In the case of both of these statues, as well as the surrounding grounds, themes of war and judgment are strong. Interestingly, both theaters also face the site of an ancient cemetery. These details may contribute to an interesting semiotic read of the site.
 – Author: Jennifer Lavy, University of Washington. 2003

Ashby, Clifford. Classical Greek Theatre: New Views of an Old Subject. Iowa City: U of Iowa P, 1999.
Catling, H.W. “Archaeology in Greece, 1986-87.” Archaeological Reports 33 (1986-87): 3-61.
Gephard, Elizabeth. “The Form of the Orchestra in Early Greek Theater.” Hesperia 43.4 (October-December 1974): 428-40.
Hall, Jonathan M. “How Argive Was the ‘Argive’ Heraion? The Political and Cultic Geography of the Argive Plain, 900-400 B.C.” American Journal of Archaeology 99.4 (Oct. 1995): 577-613.
Izenour, George C. Theater Design. 2nd ed. New Haven: Yale UP, 1996.
Moretti, J.-Ch. “Argos: Le theatre.” Bulletin de Correspondance Hellenique 112 (1988): 716-17.
Pausanias. The Description of Greece. Trans. J.G. Frazer. London: Faulder, 1898.
Tomlinson, R.A. Argos and the Argolid: From the End of the Bronze Age to the Roman Occupation. Ithaca NY: Cornell UP, 1972.
NOTE: According to Ashby, a book published in 1969, titled Nuove ricerche sui teatri greci arcaici, by Anti and Polacco “has some interesting, even startling observations on the theatres at . . . Argos, . . . but is virtually unknown today” (27).

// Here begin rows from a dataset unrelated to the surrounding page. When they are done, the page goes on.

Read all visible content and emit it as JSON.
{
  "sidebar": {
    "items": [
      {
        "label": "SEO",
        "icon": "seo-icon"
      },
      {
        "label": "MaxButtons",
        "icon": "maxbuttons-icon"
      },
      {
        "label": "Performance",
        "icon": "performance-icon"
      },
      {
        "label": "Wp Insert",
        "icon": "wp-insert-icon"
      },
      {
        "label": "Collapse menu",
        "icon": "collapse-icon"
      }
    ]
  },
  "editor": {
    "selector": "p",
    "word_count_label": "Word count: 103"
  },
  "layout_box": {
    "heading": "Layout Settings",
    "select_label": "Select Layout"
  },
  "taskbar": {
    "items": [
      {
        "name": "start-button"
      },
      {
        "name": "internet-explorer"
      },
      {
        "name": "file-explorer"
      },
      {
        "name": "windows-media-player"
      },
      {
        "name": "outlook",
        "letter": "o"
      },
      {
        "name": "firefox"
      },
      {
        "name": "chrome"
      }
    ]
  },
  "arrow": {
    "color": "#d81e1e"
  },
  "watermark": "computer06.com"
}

Bibliography / Resources:
 Metis site has 360-degree interactive images of the theater and surrounding areas.
The Leo Masuda Architectonic Research Office Homepage
 Greek Press Office BBS, Ottawa, release in English of the Athens News Agency Bulletin, dated October 22, 1993. Dateline: Brussels. Author: C. Verros.
 Hellenic Ministry of Culture
The Perseus Project
The Princeton Encyclopedia of Classical Sites (Eds. Richard Stillwell, William L. MacDonald, Marian Holland McAllister)

Last Update: 03-28-2023